"The worst thing for older adults is to sit around these days and obsess about the cable news and watch cable all day long," says Ben Unkle, the CEO of Westminster-Canterbury On Chesapeake Bay Retirement Community in Virginia Beach.

Unkle says there's been an epidemic of loneliness and social isolation in older adults well before the coronavirus pandemic existed.

"It exasperated a problem that always existed," Unkle explained.

With 27% of adults 60 and older living alone, the governor's recommendation for seniors to isolate even longer and stay home can make things worse.

"The best advice I could give you is call your mom, call your dad and stay in touch and be in dialogue with them," Unkle recommends.

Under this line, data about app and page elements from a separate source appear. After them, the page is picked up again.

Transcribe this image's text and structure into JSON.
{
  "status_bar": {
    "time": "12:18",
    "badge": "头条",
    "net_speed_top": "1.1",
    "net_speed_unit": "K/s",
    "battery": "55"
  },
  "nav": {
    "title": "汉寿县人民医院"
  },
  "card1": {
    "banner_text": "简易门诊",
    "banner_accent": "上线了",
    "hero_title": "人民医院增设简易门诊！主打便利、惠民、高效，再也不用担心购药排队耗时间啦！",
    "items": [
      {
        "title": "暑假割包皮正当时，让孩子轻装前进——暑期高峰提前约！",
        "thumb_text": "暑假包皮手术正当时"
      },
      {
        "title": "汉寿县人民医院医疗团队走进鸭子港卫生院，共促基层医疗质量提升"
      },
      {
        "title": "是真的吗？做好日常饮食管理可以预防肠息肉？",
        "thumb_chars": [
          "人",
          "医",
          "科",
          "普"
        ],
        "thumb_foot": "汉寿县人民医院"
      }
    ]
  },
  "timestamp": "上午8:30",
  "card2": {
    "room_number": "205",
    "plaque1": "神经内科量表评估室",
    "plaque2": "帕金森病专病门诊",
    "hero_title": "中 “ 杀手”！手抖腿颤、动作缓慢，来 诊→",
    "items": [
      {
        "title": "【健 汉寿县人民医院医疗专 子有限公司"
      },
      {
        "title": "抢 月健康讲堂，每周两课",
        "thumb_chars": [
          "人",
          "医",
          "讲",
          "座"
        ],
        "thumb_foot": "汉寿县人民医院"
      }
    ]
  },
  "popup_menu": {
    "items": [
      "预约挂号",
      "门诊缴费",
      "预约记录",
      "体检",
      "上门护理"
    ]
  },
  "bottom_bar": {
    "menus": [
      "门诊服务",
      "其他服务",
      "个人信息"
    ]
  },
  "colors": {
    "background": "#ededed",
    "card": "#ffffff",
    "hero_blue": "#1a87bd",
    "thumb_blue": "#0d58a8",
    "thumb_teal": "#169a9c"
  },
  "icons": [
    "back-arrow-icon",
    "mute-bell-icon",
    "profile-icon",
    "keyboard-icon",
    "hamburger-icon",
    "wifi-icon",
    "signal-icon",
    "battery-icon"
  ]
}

If you have an older loved one who lives alone, how do you know he or she may be in trouble?

"The signs are depression, obsessive talk about the virus, obsessive talk about their own future," Unkle added.

Unkle says increase interaction by giving them a smartphone with a speaker button or a screen.

"The best thing, of course, is video chat if you have to be separated so you can see someone's eyes along with the tone in their voice," he said.

Or send them a tablet pre-loaded with games or apps like BirdSong, a combination of education and entertainment, specifically directed at older adults.

The app typically costs $19 per month, but it's free until there's a Covid 19 vaccine.

''It's got easy memory games. Its got college lectures on it,'' Unkle said.

You can also download a free app called Story Corps Connect, that walks you through questions to record your loved one's personal life history.

"Just interview your mom or dad with a speakerphone on and record the interview on your handheld smartphone, and now you have a keepsake and something that spurs lots of other topics of conversation. And it's a wonderful time to do a biography and a life interview story," Unkle said.

If you know of an older person feeling alone and needing help, you can also call the Florida Department of Elder Affairs Helpline at 1-800-96-ELDER (1-800-963-5337).